In an electric device, there is the power specifications or power rating mentioned on it. Some devices have power ratings mentioned in watt ( W ) whereas some are specified in kilo volt ampere ( kVA ). They both seem similar to each other but they are different. There is a relationship between both the power ratings. Let us understand what is the difference between watt ( W ) and kilo volt ampere ( kVA ).

**Watt (W)** – In an electric circuit, the power which can be utilised in the circuit is measured in terms of watt ( W ) which is also called as active power or the useful power of the electric circuit.

1000 watt ( W ) = 1 kilo watt ( kW )

**Kilo volt ampere (kVA)** – It resembles the apparent power of an electric circuit of the electric device. It may also be formulated as the product of the current and voltage ratings of the electrical device. The values of kilo volt ampere ( kVA ) may not be the same as watt ( W ) . It depends upon the loads and losses in the circuit, phase difference of the circuit etc. The factor by which the values may change is called as the power factor of the electrical device.

Power factor of the electric power system is defined as the ratio of power which can be utilised in the circuit to the apparent power flowing the an electric circuit.

**Power factor (pf) = kW/kVA**

In dc circuits, the values of current and voltage are always in phase. So the power factor is always equal to unity. Therefore the kilo watt rating is always equal to kilo volt ampere rating. But in AC circuit devices, the current and voltage are not in phase. Due to different type of loads acting on it such as inductive loads and capacitive loads, the kilo watt and kilo volt ampere value may be different. Power factor may vary from zero to one in an AC circuit devices. We can understand the relationship between real power and apparent power in the examples below :

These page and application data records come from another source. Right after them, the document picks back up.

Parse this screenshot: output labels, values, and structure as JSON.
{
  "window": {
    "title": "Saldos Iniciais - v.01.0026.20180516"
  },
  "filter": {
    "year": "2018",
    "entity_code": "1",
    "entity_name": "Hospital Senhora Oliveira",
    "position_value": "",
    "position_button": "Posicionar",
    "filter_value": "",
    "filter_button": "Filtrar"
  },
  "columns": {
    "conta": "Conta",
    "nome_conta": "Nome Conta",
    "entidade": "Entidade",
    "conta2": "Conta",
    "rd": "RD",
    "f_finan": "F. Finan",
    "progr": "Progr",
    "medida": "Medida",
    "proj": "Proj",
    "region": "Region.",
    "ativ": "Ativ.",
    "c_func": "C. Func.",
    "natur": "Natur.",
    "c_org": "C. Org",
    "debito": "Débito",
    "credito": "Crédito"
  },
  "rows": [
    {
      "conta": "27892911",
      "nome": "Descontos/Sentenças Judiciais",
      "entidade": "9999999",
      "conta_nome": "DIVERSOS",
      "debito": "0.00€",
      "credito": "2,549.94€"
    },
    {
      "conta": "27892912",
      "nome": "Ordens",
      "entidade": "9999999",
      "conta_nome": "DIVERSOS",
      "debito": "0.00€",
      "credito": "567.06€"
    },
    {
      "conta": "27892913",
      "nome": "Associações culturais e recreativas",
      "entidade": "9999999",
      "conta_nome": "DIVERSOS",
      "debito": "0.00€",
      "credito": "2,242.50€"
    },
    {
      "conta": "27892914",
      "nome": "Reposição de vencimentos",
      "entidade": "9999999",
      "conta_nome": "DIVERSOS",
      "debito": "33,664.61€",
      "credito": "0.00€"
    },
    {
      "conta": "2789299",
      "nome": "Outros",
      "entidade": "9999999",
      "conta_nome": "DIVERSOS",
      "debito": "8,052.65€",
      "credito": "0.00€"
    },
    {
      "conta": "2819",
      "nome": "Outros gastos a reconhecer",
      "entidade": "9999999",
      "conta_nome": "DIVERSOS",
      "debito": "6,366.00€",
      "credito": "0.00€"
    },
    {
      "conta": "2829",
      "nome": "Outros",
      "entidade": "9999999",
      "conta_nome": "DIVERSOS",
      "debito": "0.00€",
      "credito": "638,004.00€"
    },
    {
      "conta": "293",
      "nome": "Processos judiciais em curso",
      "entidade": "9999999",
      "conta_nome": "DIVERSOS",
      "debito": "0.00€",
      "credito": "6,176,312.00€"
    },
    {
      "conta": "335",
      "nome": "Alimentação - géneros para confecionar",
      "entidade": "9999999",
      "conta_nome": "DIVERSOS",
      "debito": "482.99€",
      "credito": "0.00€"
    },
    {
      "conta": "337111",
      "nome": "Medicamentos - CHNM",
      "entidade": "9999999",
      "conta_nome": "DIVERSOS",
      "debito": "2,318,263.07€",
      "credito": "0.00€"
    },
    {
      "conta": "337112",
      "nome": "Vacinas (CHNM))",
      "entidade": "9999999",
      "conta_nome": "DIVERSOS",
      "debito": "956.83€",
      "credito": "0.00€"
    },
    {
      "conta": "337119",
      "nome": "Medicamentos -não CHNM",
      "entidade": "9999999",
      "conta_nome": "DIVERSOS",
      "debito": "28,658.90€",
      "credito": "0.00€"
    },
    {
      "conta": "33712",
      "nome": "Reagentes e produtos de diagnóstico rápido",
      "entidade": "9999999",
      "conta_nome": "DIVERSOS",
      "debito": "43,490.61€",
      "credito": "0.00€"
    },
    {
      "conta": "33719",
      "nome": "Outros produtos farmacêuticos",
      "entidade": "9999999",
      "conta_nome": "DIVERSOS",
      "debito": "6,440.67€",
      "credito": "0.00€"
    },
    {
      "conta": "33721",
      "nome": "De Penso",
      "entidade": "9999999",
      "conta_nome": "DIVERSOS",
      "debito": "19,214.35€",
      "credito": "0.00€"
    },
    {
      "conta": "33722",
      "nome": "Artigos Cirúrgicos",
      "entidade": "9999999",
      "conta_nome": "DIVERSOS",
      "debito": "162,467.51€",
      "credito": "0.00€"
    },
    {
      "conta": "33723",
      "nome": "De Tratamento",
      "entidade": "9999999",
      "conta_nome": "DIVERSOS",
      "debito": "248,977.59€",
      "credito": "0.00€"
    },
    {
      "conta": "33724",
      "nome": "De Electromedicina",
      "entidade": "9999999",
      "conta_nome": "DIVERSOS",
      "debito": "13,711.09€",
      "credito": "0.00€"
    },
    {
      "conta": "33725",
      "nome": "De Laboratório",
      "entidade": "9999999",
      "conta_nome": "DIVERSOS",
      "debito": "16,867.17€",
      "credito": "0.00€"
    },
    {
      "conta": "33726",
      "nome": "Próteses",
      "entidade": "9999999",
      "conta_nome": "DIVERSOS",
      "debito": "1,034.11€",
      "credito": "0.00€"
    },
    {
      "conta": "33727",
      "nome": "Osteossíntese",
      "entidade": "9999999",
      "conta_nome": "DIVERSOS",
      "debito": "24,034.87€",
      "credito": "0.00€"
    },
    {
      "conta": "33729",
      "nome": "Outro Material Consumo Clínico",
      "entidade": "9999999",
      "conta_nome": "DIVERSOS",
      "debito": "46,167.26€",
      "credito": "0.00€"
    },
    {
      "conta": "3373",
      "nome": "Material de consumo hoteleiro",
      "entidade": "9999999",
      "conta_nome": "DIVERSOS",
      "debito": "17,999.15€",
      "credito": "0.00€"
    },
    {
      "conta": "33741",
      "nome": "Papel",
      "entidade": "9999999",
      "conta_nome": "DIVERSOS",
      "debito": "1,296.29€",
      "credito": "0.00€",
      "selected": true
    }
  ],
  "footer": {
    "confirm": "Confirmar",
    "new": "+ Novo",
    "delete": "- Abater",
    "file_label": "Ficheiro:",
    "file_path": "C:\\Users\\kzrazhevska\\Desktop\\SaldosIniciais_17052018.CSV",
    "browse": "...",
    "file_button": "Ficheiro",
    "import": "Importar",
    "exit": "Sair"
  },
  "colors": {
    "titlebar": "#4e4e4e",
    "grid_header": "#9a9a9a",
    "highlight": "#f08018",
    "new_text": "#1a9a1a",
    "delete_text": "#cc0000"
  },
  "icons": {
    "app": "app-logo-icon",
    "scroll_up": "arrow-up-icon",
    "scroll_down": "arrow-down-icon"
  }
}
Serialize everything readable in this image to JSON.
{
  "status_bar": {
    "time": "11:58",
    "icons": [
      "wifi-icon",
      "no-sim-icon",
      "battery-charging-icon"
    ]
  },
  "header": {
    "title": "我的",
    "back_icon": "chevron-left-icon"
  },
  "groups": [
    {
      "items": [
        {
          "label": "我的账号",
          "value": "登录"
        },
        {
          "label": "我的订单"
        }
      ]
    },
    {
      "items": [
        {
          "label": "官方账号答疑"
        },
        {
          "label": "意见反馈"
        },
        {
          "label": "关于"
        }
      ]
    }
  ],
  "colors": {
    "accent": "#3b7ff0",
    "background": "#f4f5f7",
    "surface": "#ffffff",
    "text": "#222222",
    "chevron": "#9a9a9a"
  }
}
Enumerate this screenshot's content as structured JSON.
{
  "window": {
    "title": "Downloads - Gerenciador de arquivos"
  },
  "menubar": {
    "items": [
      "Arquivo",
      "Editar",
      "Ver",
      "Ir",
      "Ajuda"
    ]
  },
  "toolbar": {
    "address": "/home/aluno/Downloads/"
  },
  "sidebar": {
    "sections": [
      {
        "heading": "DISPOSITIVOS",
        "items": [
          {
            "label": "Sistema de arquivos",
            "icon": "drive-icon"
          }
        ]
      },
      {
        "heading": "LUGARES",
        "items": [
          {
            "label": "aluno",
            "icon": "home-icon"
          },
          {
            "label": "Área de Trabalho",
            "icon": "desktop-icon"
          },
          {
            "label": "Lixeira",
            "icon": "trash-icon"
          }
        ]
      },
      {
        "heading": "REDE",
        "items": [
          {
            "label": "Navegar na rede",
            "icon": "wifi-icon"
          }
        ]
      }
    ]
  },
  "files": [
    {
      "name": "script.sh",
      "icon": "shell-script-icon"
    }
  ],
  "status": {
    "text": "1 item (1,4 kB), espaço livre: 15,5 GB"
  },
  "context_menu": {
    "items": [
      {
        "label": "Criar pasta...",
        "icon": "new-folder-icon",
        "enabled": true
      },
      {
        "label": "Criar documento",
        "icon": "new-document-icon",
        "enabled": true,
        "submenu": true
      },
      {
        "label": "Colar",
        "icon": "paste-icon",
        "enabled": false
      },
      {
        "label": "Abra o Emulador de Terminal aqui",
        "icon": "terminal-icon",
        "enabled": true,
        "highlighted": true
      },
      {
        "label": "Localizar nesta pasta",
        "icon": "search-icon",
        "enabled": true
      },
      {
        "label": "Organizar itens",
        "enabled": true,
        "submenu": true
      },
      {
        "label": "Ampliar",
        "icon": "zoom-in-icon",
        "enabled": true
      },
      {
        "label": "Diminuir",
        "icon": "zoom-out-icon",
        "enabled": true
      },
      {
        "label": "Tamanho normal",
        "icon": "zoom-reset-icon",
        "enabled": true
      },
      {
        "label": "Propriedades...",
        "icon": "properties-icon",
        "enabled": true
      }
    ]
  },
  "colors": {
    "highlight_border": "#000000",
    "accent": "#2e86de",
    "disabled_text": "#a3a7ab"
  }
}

Conversion of watt ( W ) to kilo volt ampere ( kVA ) is very simple. By the simple relation we can convert the values.

Power factor, pf = kW/kVA

kVA = kW/Pf …… ( where 1 kW = 1000 W )

Let us consider a device having an actual power of 5000 W having a power factor of 0.8. We can convert it into kVA by simply using the above relation.

kVA = kW/Pf

actual power = 5000 W = 5 kW

So , kVA = 5/0.8 = 6.25

As per the power factor of 0.8, we get the value of 5000 W as 6.25 kVA.

2) Similarly we can convert the watt ( W ) into kilo volt ampere ( kVA ) for a different device. Lets say an electrical device having a active power of 20000 W having a power factor of 0.5. We will have to apply the same relation for converting.

kVA = kW/Pf

actual power = 20000 W = 20 kW

So , kVA = 20/0.5 = 40

As per the power factor of 0.5, we get the value of 20000 W as 40 kVA.

This is how we can calculate the value of kilo volt ampere for any electrical device by understanding the relation of watt ( W ) and kilo volt ampere ( kVA ).

The power output is less and power which can be utilized for doing work is less due to different loads acting on the device. low power factor can cause many difficulties in the performance of the device. Some major causes of the low power factor has been listed below.

Low power factor is caused by inductive loads in the inductive machines such as generators, heating devices, transformers etc. Due to inductive loads, high voltage flows in the circuit which can destroy the electric circuit.

When the load is less, the voltage and current drawn from the device is more which results in low power factor.

In many applications, induction motors are used which operate on low power factor. In less load condition, power factor is very low i.e. 0.2 – 0.3 whereas in full load condition it performs better at 0.8-0.9 power factor.

Due to improper wiring, the device will heat up easily which causes low power factor.

- Efficiency of the system is reduced.
- Current and Voltage levels are not stable.
- High current flows in the circuit which leads to more energy loss in the system.
- More wiring will be required due to more energy loss in the electric cirvuit.
- Power losses in the distribution system are more.
- Costly power factor correction equipments are needed in the system.
- Less amount of power can be used by the electric circuit.

The power factor should be improved for better operation of the electrical device. Low power factor may affect the performance of the electrical device. Improving the power factor may lead to many benefits including the efficiency of the system, power output, life cycle of the device and many other factors. Some of the advantages of improving the power factor are listed below.

- The efficiency of the system will be more.
- Voltage and current will be stable.
- More power can be used by the distribution system.
- Losses in power are decreased.
- Saving in the overall energy of the system.
- The cost of additional power factor correction devices will be less.
- Saving in the electricity bill.